Starr's credibility has been attacked by those who say his Republican credentials and long-time ties to several conservative organizations suggest he has a political ax to grind against the president. This allegation is bolstered by reports that his selection as independent counsel in 1994 by a special three-judge panel came shortly after two conservative Republican senators held a private discussion with one of the judges on the selection committee to lobby for Starr to get the job.
Starr has also been criticized for accepting a future post as a dean at Pepperdine University in California. The new position is funded in part by $1.1 million donated by Richard Mellon Scaife, a conservative billionaire who has underwritten several organizations whose primary purpose appears to be to attack and attempt to undermine the Clinton presidency.

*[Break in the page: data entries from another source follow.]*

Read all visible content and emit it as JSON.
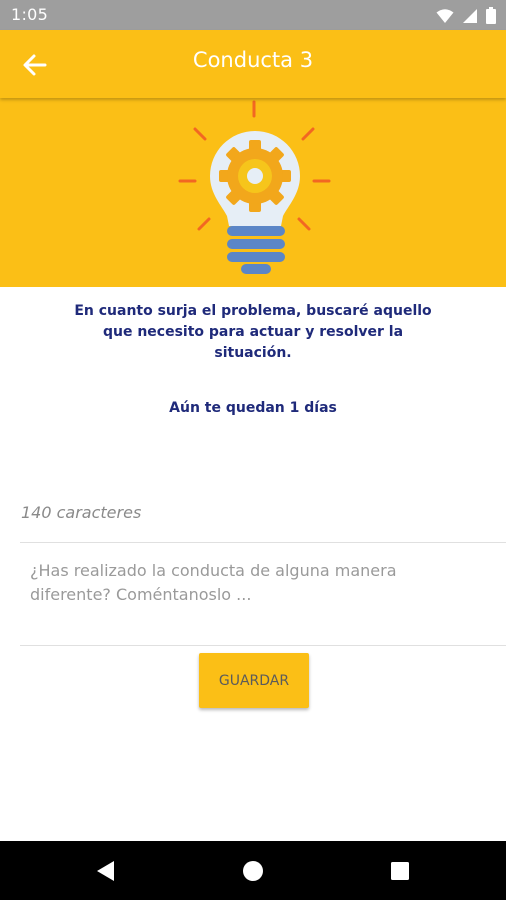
{
  "status_bar": {
    "time": "1:05",
    "icons": [
      "wifi-icon",
      "signal-icon",
      "battery-icon"
    ]
  },
  "header": {
    "title": "Conducta 3",
    "back_icon": "arrow-left-icon"
  },
  "hero": {
    "illustration": "lightbulb-gear-icon"
  },
  "content": {
    "description": "En cuanto surja el problema, buscaré aquello que necesito para actuar y resolver la situación.",
    "remaining": "Aún te quedan 1 días"
  },
  "form": {
    "char_counter": "140 caracteres",
    "comment_value": "",
    "comment_placeholder": "¿Has realizado la conducta de alguna manera diferente? Coméntanoslo ...",
    "save_label": "GUARDAR"
  },
  "nav_bar": {
    "buttons": [
      "back-triangle-icon",
      "home-circle-icon",
      "recents-square-icon"
    ]
  },
  "colors": {
    "primary": "#fbbf16",
    "text_primary": "#1f2a7a",
    "status_bar": "#9e9e9e",
    "nav_bar": "#000000"
  }
}
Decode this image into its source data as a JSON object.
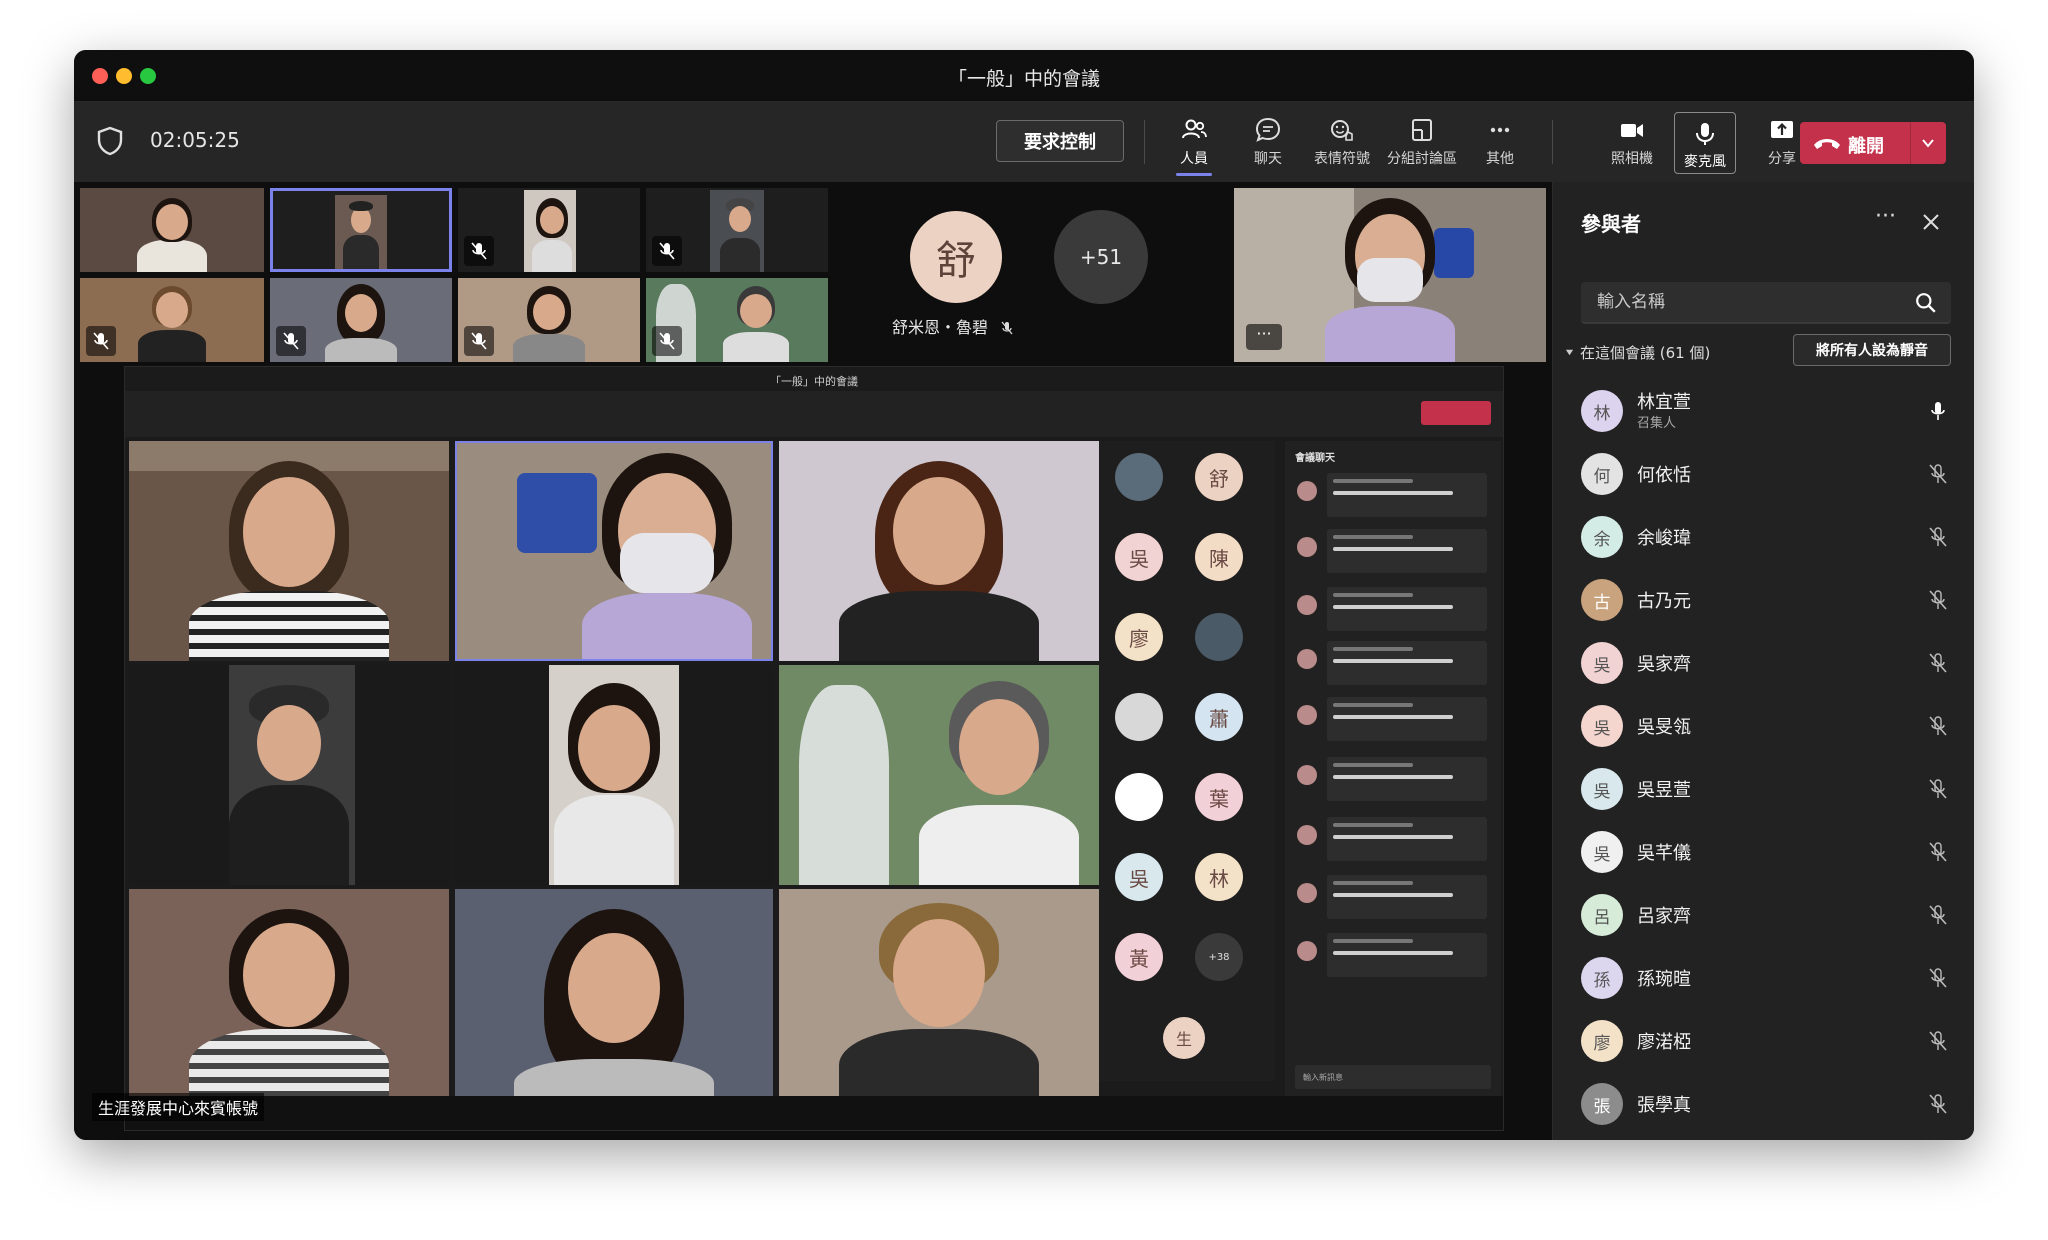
{
  "window": {
    "title": "「一般」中的會議"
  },
  "toolbar": {
    "timer": "02:05:25",
    "request_control": "要求控制",
    "people": "人員",
    "chat": "聊天",
    "reactions": "表情符號",
    "breakout": "分組討論區",
    "more": "其他",
    "camera": "照相機",
    "mic": "麥克風",
    "share": "分享",
    "leave": "離開"
  },
  "stage": {
    "big_avatar": "舒",
    "big_name": "舒米恩・魯碧",
    "overflow_count": "+51",
    "presenter_tooltip": "生涯發展中心來賓帳號"
  },
  "participants_panel": {
    "title": "參與者",
    "search_placeholder": "輸入名稱",
    "section_label": "在這個會議 (61 個)",
    "mute_all": "將所有人設為靜音",
    "people": [
      {
        "initial": "林",
        "name": "林宜萱",
        "role": "召集人",
        "avatar_color": "#dcd3ef",
        "mic": "on"
      },
      {
        "initial": "何",
        "name": "何依恬",
        "role": "",
        "avatar_color": "#e3e3e3",
        "mic": "off"
      },
      {
        "initial": "余",
        "name": "余峻瑋",
        "role": "",
        "avatar_color": "#d4ece6",
        "mic": "off"
      },
      {
        "initial": "古",
        "name": "古乃元",
        "role": "",
        "avatar_color": "#c9a27e",
        "mic": "off"
      },
      {
        "initial": "吳",
        "name": "吳家齊",
        "role": "",
        "avatar_color": "#f1d3d3",
        "mic": "off"
      },
      {
        "initial": "吳",
        "name": "吳旻瓴",
        "role": "",
        "avatar_color": "#f4d6cf",
        "mic": "off"
      },
      {
        "initial": "吳",
        "name": "吳昱萱",
        "role": "",
        "avatar_color": "#d8e8ec",
        "mic": "off"
      },
      {
        "initial": "吳",
        "name": "吳芊儀",
        "role": "",
        "avatar_color": "#f0f0f0",
        "mic": "off"
      },
      {
        "initial": "呂",
        "name": "呂家齊",
        "role": "",
        "avatar_color": "#d6ecd9",
        "mic": "off"
      },
      {
        "initial": "孫",
        "name": "孫琬暄",
        "role": "",
        "avatar_color": "#dcd6ef",
        "mic": "off"
      },
      {
        "initial": "廖",
        "name": "廖渃椏",
        "role": "",
        "avatar_color": "#f3e2c8",
        "mic": "off"
      },
      {
        "initial": "張",
        "name": "張學真",
        "role": "",
        "avatar_color": "#8c8c8c",
        "mic": "off"
      }
    ]
  },
  "inner_meeting": {
    "title": "「一般」中的會議",
    "roster": [
      {
        "initial": "",
        "color": "#5a6b7a"
      },
      {
        "initial": "舒",
        "color": "#ecd2c2"
      },
      {
        "initial": "吳",
        "color": "#f1d3d3"
      },
      {
        "initial": "陳",
        "color": "#f3dcc6"
      },
      {
        "initial": "廖",
        "color": "#f3e2c8"
      },
      {
        "initial": "",
        "color": "#4a5a66"
      },
      {
        "initial": "",
        "color": "#d8d8d8"
      },
      {
        "initial": "蕭",
        "color": "#d4e4f0"
      },
      {
        "initial": "",
        "color": "#ffffff"
      },
      {
        "initial": "葉",
        "color": "#f2d0d8"
      },
      {
        "initial": "吳",
        "color": "#d8e8ec"
      },
      {
        "initial": "林",
        "color": "#f3e2c8"
      },
      {
        "initial": "黃",
        "color": "#f2d0d8"
      },
      {
        "initial": "+38",
        "color": "#3a3a3a"
      }
    ],
    "self_initial": "生",
    "chat_title": "會議聊天",
    "chat_placeholder": "輸入新訊息"
  }
}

The open-ended mandate of the independent counsel law has also been a focus of critics. According to neutral observers, Starr's investigation is taking too long. But because the grand jury process is by law secret the public has little idea what he is doing, and there are no checks or balances written into the law to ensure in mid-investigation that Starr's efforts are worth all the time and money being expended.
THERE are other costs of his investigation as well, such as the damage done to the nation of having a presidency operating under a perpetual cloud of suspicion.
"I wouldn't ever assume he is investigating something to prove something. It is just as likely he is investigating something to disprove it," says Tex Lezar, a Dallas lawyer who served with Starr in the Justice Department in the early 1980s.
But that is little consolation to Democratic activists who fear the ever-expanding investigation will likely make it more difficult to elect Democrats to Congress later this year.
Those who know Starr well say he will not be swayed by public criticism and attacks from either side. They say no matter how nasty the White House's anti-Starr campaign grows, he will not turn partisan and vindictive, as some Clinton supporters have suggested.
"If there is any justice out there, time will show him for what he is, an honest, straight-shooting guy," says Judge Kozinsky. But the judge quickly adds, "Whether there is any justice in Washington is, I think, an open question."
Loren Allen Smith, chief judge of US Claims Court in Washington dates his friendship with Starr from 1980. "He has a very strong moral sense," he says of Starr. "I think at a very deep level it affects the way he deals with people and views the world. He is just a person who I think is fundamentally decent."